What you should do
Among the entries below, find the lines holding "search" and copy them.

========

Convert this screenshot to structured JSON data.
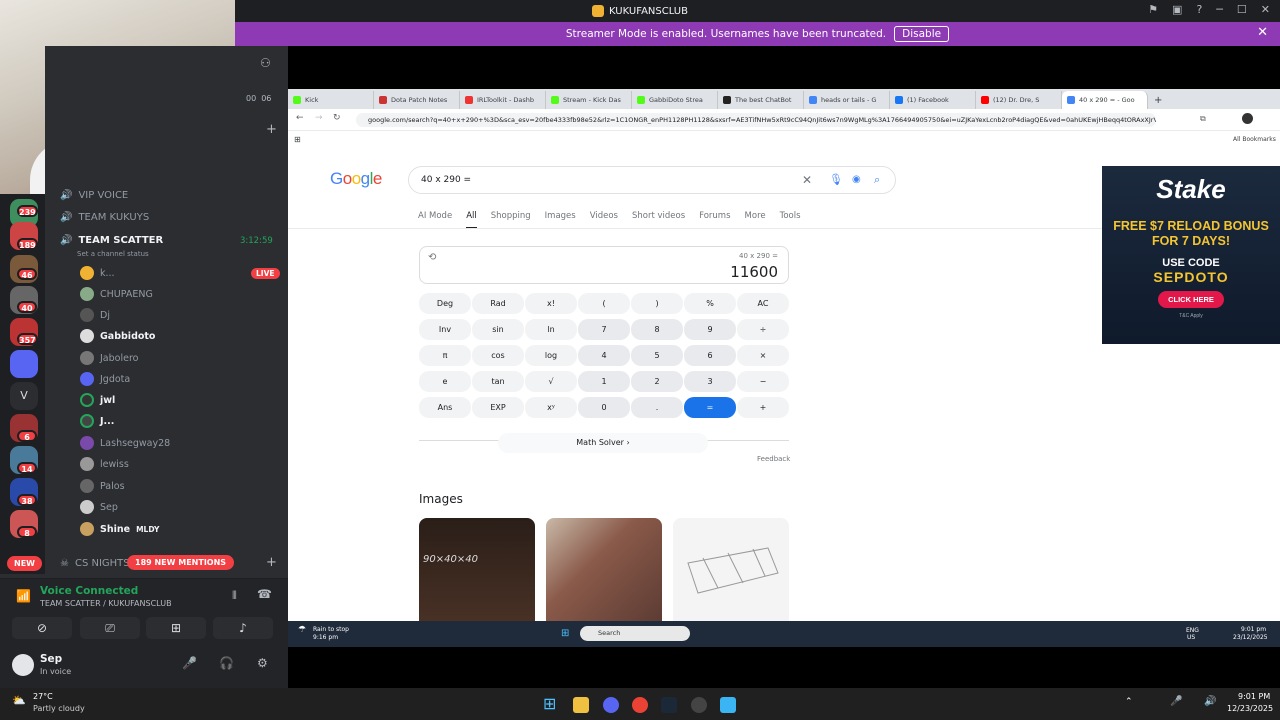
{
  "window": {
    "title": "KUKUFANSCLUB"
  },
  "streamer_banner": {
    "text": "Streamer Mode is enabled. Usernames have been truncated.",
    "button": "Disable"
  },
  "discord": {
    "voice_times": [
      "00",
      "06"
    ],
    "server_badges": [
      "239",
      "189",
      "46",
      "40",
      "357",
      "6",
      "14",
      "38",
      "8"
    ],
    "server_letter": "V",
    "channels": [
      {
        "name": "VIP VOICE"
      },
      {
        "name": "TEAM KUKUYS"
      },
      {
        "name": "TEAM SCATTER",
        "time": "3:12:59",
        "status": "Set a channel status"
      }
    ],
    "members": [
      "k...",
      "CHUPAENG",
      "Dj",
      "Gabbidoto",
      "Jabolero",
      "Jgdota",
      "jwl",
      "J...",
      "Lashsegway28",
      "lewiss",
      "Palos",
      "Sep",
      "Shine",
      "MLDY"
    ],
    "live_label": "LIVE",
    "cs_nights": "CS NIGHTS",
    "mentions": "189 NEW MENTIONS",
    "new_label": "NEW",
    "voice_connected": "Voice Connected",
    "voice_channel": "TEAM SCATTER / KUKUFANSCLUB",
    "user": {
      "name": "Sep",
      "status": "In voice"
    }
  },
  "browser": {
    "tabs": [
      "Kick",
      "Dota Patch Notes",
      "IRLToolkit - Dashb",
      "Stream - Kick Das",
      "GabbiDoto Strea",
      "The best ChatBot",
      "heads or tails - G",
      "(1) Facebook",
      "(12) Dr. Dre, S",
      "40 x 290 = - Goo"
    ],
    "url": "google.com/search?q=40+x+290+%3D&sca_esv=20fbe4333fb98e52&rlz=1C1ONGR_enPH1128PH1128&sxsrf=AE3TifNHw5xRt9cC94QnJit6ws7n9WgMLg%3A1766494905750&ei=uZJKaYexLcnb2roP4diagQE&ved=0ahUKEwjHBeqq4tORAxXJrVY",
    "bookmarks_label": "All Bookmarks"
  },
  "google": {
    "logo": "Google",
    "query": "40 x 290 =",
    "nav": [
      "AI Mode",
      "All",
      "Shopping",
      "Images",
      "Videos",
      "Short videos",
      "Forums",
      "More",
      "Tools"
    ],
    "calc_expression": "40 x 290 =",
    "calc_result": "11600",
    "keys": [
      [
        "Deg",
        "Rad",
        "x!",
        "(",
        ")",
        "%",
        "AC"
      ],
      [
        "Inv",
        "sin",
        "ln",
        "7",
        "8",
        "9",
        "÷"
      ],
      [
        "π",
        "cos",
        "log",
        "4",
        "5",
        "6",
        "×"
      ],
      [
        "e",
        "tan",
        "√",
        "1",
        "2",
        "3",
        "−"
      ],
      [
        "Ans",
        "EXP",
        "xʸ",
        "0",
        ".",
        "=",
        "+"
      ]
    ],
    "math_solver": "Math Solver",
    "feedback": "Feedback",
    "images_heading": "Images",
    "thumb_text": "90×40×40"
  },
  "ad": {
    "brand": "Stake",
    "offer": "FREE $7 RELOAD BONUS FOR 7 DAYS!",
    "code_label": "USE CODE",
    "code": "SEPDOTO",
    "cta": "CLICK HERE",
    "tc": "T&C Apply"
  },
  "inner_taskbar": {
    "weather": "Rain to stop",
    "weather_time": "9:16 pm",
    "search": "Search",
    "lang1": "ENG",
    "lang2": "US",
    "time": "9:01 pm",
    "date": "23/12/2025"
  },
  "taskbar": {
    "temp": "27°C",
    "weather": "Partly cloudy",
    "time": "9:01 PM",
    "date": "12/23/2025"
  }
}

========

Result for this task
    "url": "google.com/search?q=40+x+290+%3D&sca_esv=20fbe4333fb98e52&rlz=1C1ONGR_enPH1128PH1128&sxsrf=AE3TifNHw5xRt9cC94QnJit6ws7n9WgMLg%3A1766494905750&ei=uZJKaYexLcnb2roP4diagQE&ved=0ahUKEwjHBeqq4tORAxXJrVY",
    "search": "Search",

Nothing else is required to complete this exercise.